## Problem requirements
Needed from the entries below: every line that holds the word "IBEX".

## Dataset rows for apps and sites

***

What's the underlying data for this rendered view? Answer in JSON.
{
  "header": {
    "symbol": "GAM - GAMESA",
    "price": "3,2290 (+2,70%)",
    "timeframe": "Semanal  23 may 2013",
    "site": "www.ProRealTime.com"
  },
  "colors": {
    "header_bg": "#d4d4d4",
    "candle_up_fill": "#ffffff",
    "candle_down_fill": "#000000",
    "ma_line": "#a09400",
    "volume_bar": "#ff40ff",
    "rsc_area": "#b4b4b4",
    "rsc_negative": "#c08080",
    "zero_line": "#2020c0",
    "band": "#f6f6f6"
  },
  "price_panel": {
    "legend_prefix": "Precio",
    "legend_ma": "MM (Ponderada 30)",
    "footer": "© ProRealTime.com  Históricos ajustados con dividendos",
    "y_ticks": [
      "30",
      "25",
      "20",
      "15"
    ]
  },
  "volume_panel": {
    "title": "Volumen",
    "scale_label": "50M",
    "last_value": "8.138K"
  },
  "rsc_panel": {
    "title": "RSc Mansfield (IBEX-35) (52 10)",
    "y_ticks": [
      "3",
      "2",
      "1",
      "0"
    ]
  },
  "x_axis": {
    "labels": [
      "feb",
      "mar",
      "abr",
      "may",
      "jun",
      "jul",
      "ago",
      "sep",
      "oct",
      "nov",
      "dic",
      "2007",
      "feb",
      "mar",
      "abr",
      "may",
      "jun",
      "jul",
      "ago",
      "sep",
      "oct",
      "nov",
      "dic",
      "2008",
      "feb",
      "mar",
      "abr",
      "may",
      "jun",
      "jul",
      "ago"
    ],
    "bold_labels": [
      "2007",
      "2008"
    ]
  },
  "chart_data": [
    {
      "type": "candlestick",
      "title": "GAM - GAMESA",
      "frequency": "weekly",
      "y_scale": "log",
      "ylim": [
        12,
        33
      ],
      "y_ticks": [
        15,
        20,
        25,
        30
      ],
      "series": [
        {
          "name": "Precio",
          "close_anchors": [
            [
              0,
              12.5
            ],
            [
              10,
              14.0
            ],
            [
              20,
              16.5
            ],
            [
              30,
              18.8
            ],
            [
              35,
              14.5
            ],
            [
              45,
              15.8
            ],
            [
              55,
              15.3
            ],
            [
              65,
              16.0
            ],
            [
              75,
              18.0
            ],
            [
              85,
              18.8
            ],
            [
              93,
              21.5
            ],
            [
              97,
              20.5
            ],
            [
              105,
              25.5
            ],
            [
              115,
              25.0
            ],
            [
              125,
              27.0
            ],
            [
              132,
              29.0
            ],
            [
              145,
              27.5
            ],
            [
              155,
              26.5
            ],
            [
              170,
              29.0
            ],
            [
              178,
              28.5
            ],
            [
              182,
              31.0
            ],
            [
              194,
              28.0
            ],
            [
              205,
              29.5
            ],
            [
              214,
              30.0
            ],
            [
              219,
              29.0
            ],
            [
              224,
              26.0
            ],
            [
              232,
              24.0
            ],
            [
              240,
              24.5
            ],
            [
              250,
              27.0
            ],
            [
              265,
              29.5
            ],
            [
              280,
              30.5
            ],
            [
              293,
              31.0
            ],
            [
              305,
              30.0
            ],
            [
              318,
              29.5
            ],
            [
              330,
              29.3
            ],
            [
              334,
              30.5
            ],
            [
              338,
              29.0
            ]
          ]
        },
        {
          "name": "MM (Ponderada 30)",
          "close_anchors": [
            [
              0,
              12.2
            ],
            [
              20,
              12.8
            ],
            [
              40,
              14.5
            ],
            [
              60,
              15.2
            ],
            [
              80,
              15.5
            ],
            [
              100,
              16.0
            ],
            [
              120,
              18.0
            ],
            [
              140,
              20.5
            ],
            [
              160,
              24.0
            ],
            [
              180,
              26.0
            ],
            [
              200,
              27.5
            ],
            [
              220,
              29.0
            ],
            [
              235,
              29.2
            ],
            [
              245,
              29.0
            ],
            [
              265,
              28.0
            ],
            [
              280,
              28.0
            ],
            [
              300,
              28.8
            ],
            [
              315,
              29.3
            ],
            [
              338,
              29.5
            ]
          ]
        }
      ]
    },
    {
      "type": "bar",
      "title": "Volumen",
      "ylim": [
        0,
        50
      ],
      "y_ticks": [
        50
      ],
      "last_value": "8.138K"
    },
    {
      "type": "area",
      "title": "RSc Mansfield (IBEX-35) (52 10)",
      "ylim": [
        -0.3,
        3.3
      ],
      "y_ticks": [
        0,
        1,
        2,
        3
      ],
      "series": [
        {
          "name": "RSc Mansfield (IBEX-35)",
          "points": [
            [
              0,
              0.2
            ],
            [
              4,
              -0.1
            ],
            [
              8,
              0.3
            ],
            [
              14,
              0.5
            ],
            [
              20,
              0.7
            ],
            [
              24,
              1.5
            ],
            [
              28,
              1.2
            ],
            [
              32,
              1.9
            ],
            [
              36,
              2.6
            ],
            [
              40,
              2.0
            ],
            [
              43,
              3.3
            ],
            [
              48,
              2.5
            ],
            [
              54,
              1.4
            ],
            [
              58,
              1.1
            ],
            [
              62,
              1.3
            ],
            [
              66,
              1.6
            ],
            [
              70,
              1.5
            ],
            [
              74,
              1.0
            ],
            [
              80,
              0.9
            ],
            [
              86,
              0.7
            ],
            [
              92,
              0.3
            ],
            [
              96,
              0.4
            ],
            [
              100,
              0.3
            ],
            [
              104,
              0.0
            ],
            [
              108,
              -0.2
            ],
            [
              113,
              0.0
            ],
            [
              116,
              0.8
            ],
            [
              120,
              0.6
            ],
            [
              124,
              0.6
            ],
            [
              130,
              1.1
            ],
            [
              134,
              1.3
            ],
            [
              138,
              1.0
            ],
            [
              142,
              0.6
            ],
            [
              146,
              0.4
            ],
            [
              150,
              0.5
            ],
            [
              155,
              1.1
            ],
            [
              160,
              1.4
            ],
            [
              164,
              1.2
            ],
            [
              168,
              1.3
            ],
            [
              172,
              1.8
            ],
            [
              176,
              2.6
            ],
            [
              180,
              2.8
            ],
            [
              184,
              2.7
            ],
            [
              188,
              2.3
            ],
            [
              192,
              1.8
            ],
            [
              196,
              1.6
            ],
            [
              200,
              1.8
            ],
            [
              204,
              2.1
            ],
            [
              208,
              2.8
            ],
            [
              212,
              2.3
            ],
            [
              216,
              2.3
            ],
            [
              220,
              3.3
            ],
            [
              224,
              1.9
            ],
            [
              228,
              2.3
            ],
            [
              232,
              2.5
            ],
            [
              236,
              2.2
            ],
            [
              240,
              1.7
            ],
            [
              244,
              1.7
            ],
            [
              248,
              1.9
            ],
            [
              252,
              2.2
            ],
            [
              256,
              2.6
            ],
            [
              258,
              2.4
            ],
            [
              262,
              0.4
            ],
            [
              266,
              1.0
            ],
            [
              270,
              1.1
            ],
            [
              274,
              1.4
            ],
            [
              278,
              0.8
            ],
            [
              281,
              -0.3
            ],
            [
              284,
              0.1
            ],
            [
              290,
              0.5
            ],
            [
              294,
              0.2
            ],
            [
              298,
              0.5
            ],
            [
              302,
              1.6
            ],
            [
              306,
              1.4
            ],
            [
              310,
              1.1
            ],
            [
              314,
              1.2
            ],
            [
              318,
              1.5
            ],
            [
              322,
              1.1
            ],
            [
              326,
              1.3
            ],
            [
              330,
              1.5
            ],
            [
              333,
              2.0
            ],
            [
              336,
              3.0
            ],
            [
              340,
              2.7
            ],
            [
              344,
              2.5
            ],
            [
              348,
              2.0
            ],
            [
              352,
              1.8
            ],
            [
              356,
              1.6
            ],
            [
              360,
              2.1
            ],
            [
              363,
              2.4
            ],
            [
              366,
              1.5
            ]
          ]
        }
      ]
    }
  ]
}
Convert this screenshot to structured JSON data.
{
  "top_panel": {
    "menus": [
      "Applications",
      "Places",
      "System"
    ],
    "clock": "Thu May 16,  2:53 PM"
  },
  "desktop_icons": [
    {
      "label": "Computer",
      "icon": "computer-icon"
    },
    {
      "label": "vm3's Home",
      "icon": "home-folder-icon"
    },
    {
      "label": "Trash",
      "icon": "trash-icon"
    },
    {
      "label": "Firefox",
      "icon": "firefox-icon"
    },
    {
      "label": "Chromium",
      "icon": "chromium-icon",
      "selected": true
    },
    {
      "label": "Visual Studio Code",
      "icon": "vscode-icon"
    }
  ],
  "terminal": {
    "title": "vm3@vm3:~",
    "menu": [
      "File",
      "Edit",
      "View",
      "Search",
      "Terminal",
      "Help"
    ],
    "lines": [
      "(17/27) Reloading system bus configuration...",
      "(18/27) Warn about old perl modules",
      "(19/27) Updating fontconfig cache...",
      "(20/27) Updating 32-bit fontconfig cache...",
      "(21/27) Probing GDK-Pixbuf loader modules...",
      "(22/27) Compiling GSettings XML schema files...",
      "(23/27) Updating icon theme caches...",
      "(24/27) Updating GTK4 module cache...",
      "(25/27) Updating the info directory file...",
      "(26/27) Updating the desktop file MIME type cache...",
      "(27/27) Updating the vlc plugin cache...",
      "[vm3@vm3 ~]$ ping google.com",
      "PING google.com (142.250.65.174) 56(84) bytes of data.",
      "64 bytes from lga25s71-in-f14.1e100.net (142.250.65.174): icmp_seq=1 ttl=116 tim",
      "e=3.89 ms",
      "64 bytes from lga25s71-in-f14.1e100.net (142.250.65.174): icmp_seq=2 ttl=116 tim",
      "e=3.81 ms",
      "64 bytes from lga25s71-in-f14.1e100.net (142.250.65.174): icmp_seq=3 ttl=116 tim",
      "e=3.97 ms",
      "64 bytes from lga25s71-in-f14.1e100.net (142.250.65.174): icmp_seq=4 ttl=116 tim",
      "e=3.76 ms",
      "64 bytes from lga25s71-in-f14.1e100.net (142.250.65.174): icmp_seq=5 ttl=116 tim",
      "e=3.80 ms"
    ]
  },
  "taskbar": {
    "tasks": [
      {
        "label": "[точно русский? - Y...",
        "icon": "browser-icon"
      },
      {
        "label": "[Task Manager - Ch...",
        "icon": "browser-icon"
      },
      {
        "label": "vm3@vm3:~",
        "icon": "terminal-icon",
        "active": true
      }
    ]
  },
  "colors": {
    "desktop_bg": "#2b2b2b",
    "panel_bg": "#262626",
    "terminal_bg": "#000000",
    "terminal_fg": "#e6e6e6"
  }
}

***

## Written reply
    "title": "RSc Mansfield (IBEX-35) (52 10)",
      "title": "RSc Mansfield (IBEX-35) (52 10)",
          "name": "RSc Mansfield (IBEX-35)",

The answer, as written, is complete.